38. On 30 November 2004 the Moscow City Department of Corrections responded officially to the applicant's complaint about conditions of detention at remand prison No. 77/1. The applicant was informed that the overcrowding in the cells had been caused by renovation work being carried out at the prison; that the food rationing was in accordance with the applicable norms; that the inmates were allowed to take a fifteen-minute shower once a week; and that the bed sheets were changed on a weekly basis.

4. Applicant's post-conviction detention
39. From 18 to 31 May 2005 the applicant was detained in remand prison No. 66/1 in Yekaterinburg. According to the applicant, he was held in cell No. 334, which measured 30 sq. m and housed from twenty-four to twenty-seven persons. It had eleven sleeping places and the inmates had to take turns to sleep. The cell was infested with bedbugs, cockroaches, lice and rats. It was never cleaned. There were nine mattresses. No bed sheets, pillows or blankets were provided, nor was there any cutlery or tableware. Water was constantly leaking from a corroded sink onto the floor. The toilet was separated from the living area by a partition less than one metre high. The inmates were allowed to shower once every ten days. Because of the small size of the table and bench, the inmates had to take turns to eat. There was no radio or clock. The inmates did not receive soap or buckets with which to do their laundry.

I. Alleged violation of Articles 3 and 13 of the Convention
40. The applicant complained that he had been detained in appalling conditions in remand prison No. 77/1 in Moscow from 20 August 2003 to 11 September 2004 in contravention of Article 3 of the Convention which reads as follows:

"Article 3
No one shall be subjected to torture or to inhuman or degrading treatment or punishment."
41. The Court considered it appropriate to raise of its own motion the issue of Russia's compliance with the requirements of Article 13 of the Convention which, in so far as relevant, provides as follows:

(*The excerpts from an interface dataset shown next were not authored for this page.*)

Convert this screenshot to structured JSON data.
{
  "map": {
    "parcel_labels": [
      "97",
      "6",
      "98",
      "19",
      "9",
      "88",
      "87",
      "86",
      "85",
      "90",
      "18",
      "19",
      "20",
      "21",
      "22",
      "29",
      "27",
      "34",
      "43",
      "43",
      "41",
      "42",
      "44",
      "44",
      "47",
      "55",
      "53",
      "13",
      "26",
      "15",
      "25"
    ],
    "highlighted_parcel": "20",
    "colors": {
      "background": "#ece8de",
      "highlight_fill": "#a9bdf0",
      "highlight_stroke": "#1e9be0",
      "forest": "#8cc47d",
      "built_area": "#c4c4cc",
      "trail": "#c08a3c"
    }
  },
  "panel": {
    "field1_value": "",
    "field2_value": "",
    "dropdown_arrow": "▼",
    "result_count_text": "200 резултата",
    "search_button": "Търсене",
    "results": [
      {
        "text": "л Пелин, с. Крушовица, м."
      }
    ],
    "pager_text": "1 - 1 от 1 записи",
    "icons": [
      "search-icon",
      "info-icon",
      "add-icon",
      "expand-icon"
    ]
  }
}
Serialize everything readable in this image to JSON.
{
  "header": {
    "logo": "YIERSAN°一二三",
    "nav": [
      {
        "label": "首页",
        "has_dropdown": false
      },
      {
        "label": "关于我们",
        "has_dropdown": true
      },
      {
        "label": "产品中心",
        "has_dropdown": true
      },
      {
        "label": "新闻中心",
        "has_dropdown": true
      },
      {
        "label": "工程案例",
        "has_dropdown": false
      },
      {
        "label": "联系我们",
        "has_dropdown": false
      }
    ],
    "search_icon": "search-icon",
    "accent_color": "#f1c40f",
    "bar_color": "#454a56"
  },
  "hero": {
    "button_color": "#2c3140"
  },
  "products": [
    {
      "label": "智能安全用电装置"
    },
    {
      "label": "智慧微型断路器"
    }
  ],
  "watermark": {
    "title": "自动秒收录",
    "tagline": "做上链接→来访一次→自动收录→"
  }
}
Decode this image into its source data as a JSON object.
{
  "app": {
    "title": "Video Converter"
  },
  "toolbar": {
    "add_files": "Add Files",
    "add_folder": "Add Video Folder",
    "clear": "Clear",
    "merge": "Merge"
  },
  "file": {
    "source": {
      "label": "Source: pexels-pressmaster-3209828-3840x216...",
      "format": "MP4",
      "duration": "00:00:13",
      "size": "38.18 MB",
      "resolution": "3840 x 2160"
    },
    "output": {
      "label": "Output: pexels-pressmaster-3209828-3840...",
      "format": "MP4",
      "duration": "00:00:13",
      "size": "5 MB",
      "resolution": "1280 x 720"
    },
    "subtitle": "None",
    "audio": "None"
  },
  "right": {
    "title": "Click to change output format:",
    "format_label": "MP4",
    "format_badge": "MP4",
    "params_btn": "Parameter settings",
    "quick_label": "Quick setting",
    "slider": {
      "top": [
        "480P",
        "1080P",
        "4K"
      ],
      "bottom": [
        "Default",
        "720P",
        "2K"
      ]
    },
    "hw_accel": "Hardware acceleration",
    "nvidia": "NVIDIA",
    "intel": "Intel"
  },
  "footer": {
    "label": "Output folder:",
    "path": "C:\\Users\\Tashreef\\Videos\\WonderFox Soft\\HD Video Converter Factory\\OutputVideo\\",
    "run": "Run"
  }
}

"Article 13
Everyone whose rights and freedoms as set forth in [the] Convention are violated shall have an effective remedy before a national authority..."
A. Submissions by the parties
1. The Government
42. The Government noted that the applicant had failed to bring his grievances to the attention of a competent domestic authority and considered that his complaint should be rejected because he had failed to comply with the requirements of Article 35 § 1 of the Convention, as he had not exhausted domestic remedies before lodging his application with the Court. In particular, they submitted that it had been open to the applicant to bring his grievances